London hotels suffered a slow start to the year with profit decline in January one of the highest over the past three years, according to the latest HotStats survey by TRI Hospitality Consulting of around 625 full-service UK hotels.
Last month's profit drop in the capital of 9.2%, ranks alongside the same decline in profit in December 2011, which was due to heavy snow fall, and the June 2012 figure of -9.3% when the market was disrupted by the celebrations and extended bank holiday surrounding the Queen's Diamond Jubilee, as well pre-Olympic jitters.
The latest figure - which may be due to a slow return to business after the New Year holiday and poor weather conditions - is in stark contrast to the 7% growth in profit achieved in London during January 2012.
The capital experienced a decline in average room rate of 1.6% to £123.65 from £125.64 in January 2012 and a 1.7 percentage point drop in room occupancy, resulting in revenue per available room (revpar) in London declining by 4% to £83.34, approximately 28% below the rolling 12 month average of £115.56.

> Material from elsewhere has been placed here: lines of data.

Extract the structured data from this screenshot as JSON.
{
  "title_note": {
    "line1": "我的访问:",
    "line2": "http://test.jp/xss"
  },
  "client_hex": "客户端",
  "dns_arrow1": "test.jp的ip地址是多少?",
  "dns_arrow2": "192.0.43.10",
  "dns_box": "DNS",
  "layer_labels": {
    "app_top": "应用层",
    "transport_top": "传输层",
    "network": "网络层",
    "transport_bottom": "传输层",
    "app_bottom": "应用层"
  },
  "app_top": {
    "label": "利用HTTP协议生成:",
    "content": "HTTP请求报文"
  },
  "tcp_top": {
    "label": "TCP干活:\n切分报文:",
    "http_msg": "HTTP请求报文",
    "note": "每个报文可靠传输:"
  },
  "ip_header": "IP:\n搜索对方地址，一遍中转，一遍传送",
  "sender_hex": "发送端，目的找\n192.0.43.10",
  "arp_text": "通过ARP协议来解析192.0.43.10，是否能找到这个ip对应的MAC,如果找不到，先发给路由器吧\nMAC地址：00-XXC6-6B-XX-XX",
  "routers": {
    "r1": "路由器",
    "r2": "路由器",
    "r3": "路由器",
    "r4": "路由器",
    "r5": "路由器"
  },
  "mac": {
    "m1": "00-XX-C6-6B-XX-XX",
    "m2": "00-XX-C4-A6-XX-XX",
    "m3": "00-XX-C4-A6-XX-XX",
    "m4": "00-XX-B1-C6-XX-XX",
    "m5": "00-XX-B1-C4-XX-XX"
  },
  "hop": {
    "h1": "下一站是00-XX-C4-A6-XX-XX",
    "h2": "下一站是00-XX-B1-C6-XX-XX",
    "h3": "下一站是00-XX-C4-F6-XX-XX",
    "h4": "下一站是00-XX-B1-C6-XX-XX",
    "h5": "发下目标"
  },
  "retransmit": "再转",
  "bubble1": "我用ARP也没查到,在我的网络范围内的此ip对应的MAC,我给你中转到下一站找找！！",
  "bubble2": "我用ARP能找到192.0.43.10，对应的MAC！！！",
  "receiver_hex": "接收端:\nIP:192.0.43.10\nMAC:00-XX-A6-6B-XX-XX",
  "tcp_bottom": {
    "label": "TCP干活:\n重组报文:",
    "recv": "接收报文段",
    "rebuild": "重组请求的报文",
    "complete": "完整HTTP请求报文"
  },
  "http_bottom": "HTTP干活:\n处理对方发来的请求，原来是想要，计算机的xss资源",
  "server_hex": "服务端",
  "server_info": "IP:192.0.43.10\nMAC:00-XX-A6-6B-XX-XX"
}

Demand dropped by 3.6% in the corporate and residential conference (-15.0%) sectors, while there was an increase in demand from the leisure sector of 9.4%.
However, it is believed that the boost in leisure business was encouraged by increased discounting as highlighted by the 4.5% drop in revpar.
As well as the decline in revenue, London hotels were hit by increased costs, most notably in overall payroll (+0.7 percentage points) as a proportion of total revenue, as well as maintenance (+10.5%) and utility costs (+5.4%) on a per room let basis.
David Bailey, deputy managing director at TRI Hospitality Consulting, said that there are current messages regarding the state of the UK economy are mixed. "On one hand, a recent Business Confidence Monitor by the ICEAW/Grant Thornton suggests that a ‘significant rise in confidence' could lead to a return to economic growth in Q1 2013. In contrast, the European Commission has conceded that the Eurozone economy will shrink by 0.3% in 2013, which will undoubtedly impact the primary feeder markets for London's business and leisure tourism trade."
Meanwhile, a 1% increase in revpar during January in provincial hotels was cancelled out by falling ancillary revenues and rising costs. Occupancy declined by a 0.5 percentage point, while average room rate increased by 2% to £65.82.
Volume in the corporate (+1.7%) and conference (+2.5%) sectors increased as a proportion of total demand in the provinces, with the corporate segment also recording a 0.5% increase in the achieved sector rate to £65.81.
"With Provincial hotel performance so closely dictated by UK economic output, the recent news that Moody's has downgraded the nation's credit rating due to sluggish growth over the next few years will not have been welcome news," added Bailey. "With the poor start to 2013, on the back of a fifth consecutive year of Provincial profit decline, it is critical that the economy begins to recover in 2013 if this general trend is to be reversed."